(Items from a data source)
☆ ☆ ☆ ☆ ☆
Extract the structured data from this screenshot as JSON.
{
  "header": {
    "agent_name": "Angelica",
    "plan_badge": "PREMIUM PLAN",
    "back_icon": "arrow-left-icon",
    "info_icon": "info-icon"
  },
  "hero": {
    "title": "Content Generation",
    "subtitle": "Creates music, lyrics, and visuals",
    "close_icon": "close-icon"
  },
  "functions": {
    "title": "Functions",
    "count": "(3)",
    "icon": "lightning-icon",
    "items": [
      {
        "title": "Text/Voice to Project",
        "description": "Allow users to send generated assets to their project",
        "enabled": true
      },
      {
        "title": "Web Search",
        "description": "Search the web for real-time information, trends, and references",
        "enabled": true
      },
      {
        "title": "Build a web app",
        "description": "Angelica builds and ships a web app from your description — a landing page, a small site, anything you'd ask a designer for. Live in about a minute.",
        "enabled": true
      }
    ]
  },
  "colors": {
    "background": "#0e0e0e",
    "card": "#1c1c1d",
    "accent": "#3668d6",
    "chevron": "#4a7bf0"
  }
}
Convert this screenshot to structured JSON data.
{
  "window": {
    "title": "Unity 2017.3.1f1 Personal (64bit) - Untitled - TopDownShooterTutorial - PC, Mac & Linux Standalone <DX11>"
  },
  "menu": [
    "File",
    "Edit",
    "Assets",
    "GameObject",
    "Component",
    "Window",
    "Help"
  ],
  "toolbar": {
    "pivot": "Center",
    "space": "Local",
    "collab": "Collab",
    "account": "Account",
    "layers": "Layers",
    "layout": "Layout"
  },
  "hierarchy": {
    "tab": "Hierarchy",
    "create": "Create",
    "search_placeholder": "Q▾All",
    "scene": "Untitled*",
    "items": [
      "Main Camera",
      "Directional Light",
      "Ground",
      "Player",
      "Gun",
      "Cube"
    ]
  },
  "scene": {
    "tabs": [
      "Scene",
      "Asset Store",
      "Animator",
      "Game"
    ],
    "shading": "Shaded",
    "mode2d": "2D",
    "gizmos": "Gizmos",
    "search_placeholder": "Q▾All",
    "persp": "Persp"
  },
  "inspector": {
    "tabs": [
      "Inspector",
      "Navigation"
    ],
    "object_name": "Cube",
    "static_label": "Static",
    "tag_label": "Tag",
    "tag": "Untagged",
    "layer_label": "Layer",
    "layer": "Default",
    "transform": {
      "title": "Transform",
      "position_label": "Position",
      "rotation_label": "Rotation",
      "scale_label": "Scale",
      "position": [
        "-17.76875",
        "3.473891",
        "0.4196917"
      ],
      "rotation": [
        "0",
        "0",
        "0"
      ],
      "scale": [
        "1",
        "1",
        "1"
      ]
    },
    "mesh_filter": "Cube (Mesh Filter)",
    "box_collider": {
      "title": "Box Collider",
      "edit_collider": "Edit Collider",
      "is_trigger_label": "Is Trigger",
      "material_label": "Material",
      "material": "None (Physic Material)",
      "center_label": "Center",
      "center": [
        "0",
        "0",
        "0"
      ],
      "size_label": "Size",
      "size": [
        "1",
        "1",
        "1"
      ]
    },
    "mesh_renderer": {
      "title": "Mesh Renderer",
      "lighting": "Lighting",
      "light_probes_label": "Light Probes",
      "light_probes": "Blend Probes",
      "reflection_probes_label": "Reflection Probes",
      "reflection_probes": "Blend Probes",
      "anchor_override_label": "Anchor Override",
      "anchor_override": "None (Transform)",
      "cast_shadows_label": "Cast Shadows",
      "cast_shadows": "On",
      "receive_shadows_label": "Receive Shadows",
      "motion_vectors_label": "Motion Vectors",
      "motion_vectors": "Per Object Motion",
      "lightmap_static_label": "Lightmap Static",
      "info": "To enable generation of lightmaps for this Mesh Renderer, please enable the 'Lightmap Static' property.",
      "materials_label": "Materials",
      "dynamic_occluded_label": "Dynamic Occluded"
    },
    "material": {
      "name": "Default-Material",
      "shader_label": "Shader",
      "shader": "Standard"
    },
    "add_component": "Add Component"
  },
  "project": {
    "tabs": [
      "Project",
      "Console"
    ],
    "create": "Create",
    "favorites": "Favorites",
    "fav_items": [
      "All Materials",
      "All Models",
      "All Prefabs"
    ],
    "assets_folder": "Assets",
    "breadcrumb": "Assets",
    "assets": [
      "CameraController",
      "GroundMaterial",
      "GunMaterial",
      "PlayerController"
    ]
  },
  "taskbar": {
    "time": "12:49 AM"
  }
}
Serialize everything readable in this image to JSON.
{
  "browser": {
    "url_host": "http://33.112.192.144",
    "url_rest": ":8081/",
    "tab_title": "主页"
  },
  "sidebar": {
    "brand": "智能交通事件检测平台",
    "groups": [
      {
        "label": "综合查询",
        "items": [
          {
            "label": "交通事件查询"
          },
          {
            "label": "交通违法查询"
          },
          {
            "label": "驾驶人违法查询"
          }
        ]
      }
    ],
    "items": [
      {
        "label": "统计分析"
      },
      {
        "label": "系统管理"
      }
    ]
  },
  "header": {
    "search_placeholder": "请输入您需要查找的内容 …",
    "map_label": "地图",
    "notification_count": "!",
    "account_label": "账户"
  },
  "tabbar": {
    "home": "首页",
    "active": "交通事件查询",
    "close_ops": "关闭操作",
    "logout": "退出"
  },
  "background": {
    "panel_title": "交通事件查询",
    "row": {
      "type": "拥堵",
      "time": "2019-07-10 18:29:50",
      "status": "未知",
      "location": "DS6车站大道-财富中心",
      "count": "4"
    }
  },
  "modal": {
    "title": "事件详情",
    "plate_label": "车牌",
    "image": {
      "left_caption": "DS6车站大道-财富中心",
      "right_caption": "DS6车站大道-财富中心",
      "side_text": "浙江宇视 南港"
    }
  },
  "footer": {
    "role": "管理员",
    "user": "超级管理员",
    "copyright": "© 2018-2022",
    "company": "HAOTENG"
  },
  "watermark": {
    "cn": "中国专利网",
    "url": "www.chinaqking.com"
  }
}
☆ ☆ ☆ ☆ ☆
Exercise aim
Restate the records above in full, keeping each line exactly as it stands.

Task result
Extract the structured data from this screenshot as JSON.
{
  "header": {
    "agent_name": "Angelica",
    "plan_badge": "PREMIUM PLAN",
    "back_icon": "arrow-left-icon",
    "info_icon": "info-icon"
  },
  "hero": {
    "title": "Content Generation",
    "subtitle": "Creates music, lyrics, and visuals",
    "close_icon": "close-icon"
  },
  "functions": {
    "title": "Functions",
    "count": "(3)",
    "icon": "lightning-icon",
    "items": [
      {
        "title": "Text/Voice to Project",
        "description": "Allow users to send generated assets to their project",
        "enabled": true
      },
      {
        "title": "Web Search",
        "description": "Search the web for real-time information, trends, and references",
        "enabled": true
      },
      {
        "title": "Build a web app",
        "description": "Angelica builds and ships a web app from your description — a landing page, a small site, anything you'd ask a designer for. Live in about a minute.",
        "enabled": true
      }
    ]
  },
  "colors": {
    "background": "#0e0e0e",
    "card": "#1c1c1d",
    "accent": "#3668d6",
    "chevron": "#4a7bf0"
  }
}
Convert this screenshot to structured JSON data.
{
  "window": {
    "title": "Unity 2017.3.1f1 Personal (64bit) - Untitled - TopDownShooterTutorial - PC, Mac & Linux Standalone <DX11>"
  },
  "menu": [
    "File",
    "Edit",
    "Assets",
    "GameObject",
    "Component",
    "Window",
    "Help"
  ],
  "toolbar": {
    "pivot": "Center",
    "space": "Local",
    "collab": "Collab",
    "account": "Account",
    "layers": "Layers",
    "layout": "Layout"
  },
  "hierarchy": {
    "tab": "Hierarchy",
    "create": "Create",
    "search_placeholder": "Q▾All",
    "scene": "Untitled*",
    "items": [
      "Main Camera",
      "Directional Light",
      "Ground",
      "Player",
      "Gun",
      "Cube"
    ]
  },
  "scene": {
    "tabs": [
      "Scene",
      "Asset Store",
      "Animator",
      "Game"
    ],
    "shading": "Shaded",
    "mode2d": "2D",
    "gizmos": "Gizmos",
    "search_placeholder": "Q▾All",
    "persp": "Persp"
  },
  "inspector": {
    "tabs": [
      "Inspector",
      "Navigation"
    ],
    "object_name": "Cube",
    "static_label": "Static",
    "tag_label": "Tag",
    "tag": "Untagged",
    "layer_label": "Layer",
    "layer": "Default",
    "transform": {
      "title": "Transform",
      "position_label": "Position",
      "rotation_label": "Rotation",
      "scale_label": "Scale",
      "position": [
        "-17.76875",
        "3.473891",
        "0.4196917"
      ],
      "rotation": [
        "0",
        "0",
        "0"
      ],
      "scale": [
        "1",
        "1",
        "1"
      ]
    },
    "mesh_filter": "Cube (Mesh Filter)",
    "box_collider": {
      "title": "Box Collider",
      "edit_collider": "Edit Collider",
      "is_trigger_label": "Is Trigger",
      "material_label": "Material",
      "material": "None (Physic Material)",
      "center_label": "Center",
      "center": [
        "0",
        "0",
        "0"
      ],
      "size_label": "Size",
      "size": [
        "1",
        "1",
        "1"
      ]
    },
    "mesh_renderer": {
      "title": "Mesh Renderer",
      "lighting": "Lighting",
      "light_probes_label": "Light Probes",
      "light_probes": "Blend Probes",
      "reflection_probes_label": "Reflection Probes",
      "reflection_probes": "Blend Probes",
      "anchor_override_label": "Anchor Override",
      "anchor_override": "None (Transform)",
      "cast_shadows_label": "Cast Shadows",
      "cast_shadows": "On",
      "receive_shadows_label": "Receive Shadows",
      "motion_vectors_label": "Motion Vectors",
      "motion_vectors": "Per Object Motion",
      "lightmap_static_label": "Lightmap Static",
      "info": "To enable generation of lightmaps for this Mesh Renderer, please enable the 'Lightmap Static' property.",
      "materials_label": "Materials",
      "dynamic_occluded_label": "Dynamic Occluded"
    },
    "material": {
      "name": "Default-Material",
      "shader_label": "Shader",
      "shader": "Standard"
    },
    "add_component": "Add Component"
  },
  "project": {
    "tabs": [
      "Project",
      "Console"
    ],
    "create": "Create",
    "favorites": "Favorites",
    "fav_items": [
      "All Materials",
      "All Models",
      "All Prefabs"
    ],
    "assets_folder": "Assets",
    "breadcrumb": "Assets",
    "assets": [
      "CameraController",
      "GroundMaterial",
      "GunMaterial",
      "PlayerController"
    ]
  },
  "taskbar": {
    "time": "12:49 AM"
  }
}
Serialize everything readable in this image to JSON.
{
  "browser": {
    "url_host": "http://33.112.192.144",
    "url_rest": ":8081/",
    "tab_title": "主页"
  },
  "sidebar": {
    "brand": "智能交通事件检测平台",
    "groups": [
      {
        "label": "综合查询",
        "items": [
          {
            "label": "交通事件查询"
          },
          {
            "label": "交通违法查询"
          },
          {
            "label": "驾驶人违法查询"
          }
        ]
      }
    ],
    "items": [
      {
        "label": "统计分析"
      },
      {
        "label": "系统管理"
      }
    ]
  },
  "header": {
    "search_placeholder": "请输入您需要查找的内容 …",
    "map_label": "地图",
    "notification_count": "!",
    "account_label": "账户"
  },
  "tabbar": {
    "home": "首页",
    "active": "交通事件查询",
    "close_ops": "关闭操作",
    "logout": "退出"
  },
  "background": {
    "panel_title": "交通事件查询",
    "row": {
      "type": "拥堵",
      "time": "2019-07-10 18:29:50",
      "status": "未知",
      "location": "DS6车站大道-财富中心",
      "count": "4"
    }
  },
  "modal": {
    "title": "事件详情",
    "plate_label": "车牌",
    "image": {
      "left_caption": "DS6车站大道-财富中心",
      "right_caption": "DS6车站大道-财富中心",
      "side_text": "浙江宇视 南港"
    }
  },
  "footer": {
    "role": "管理员",
    "user": "超级管理员",
    "copyright": "© 2018-2022",
    "company": "HAOTENG"
  },
  "watermark": {
    "cn": "中国专利网",
    "url": "www.chinaqking.com"
  }
}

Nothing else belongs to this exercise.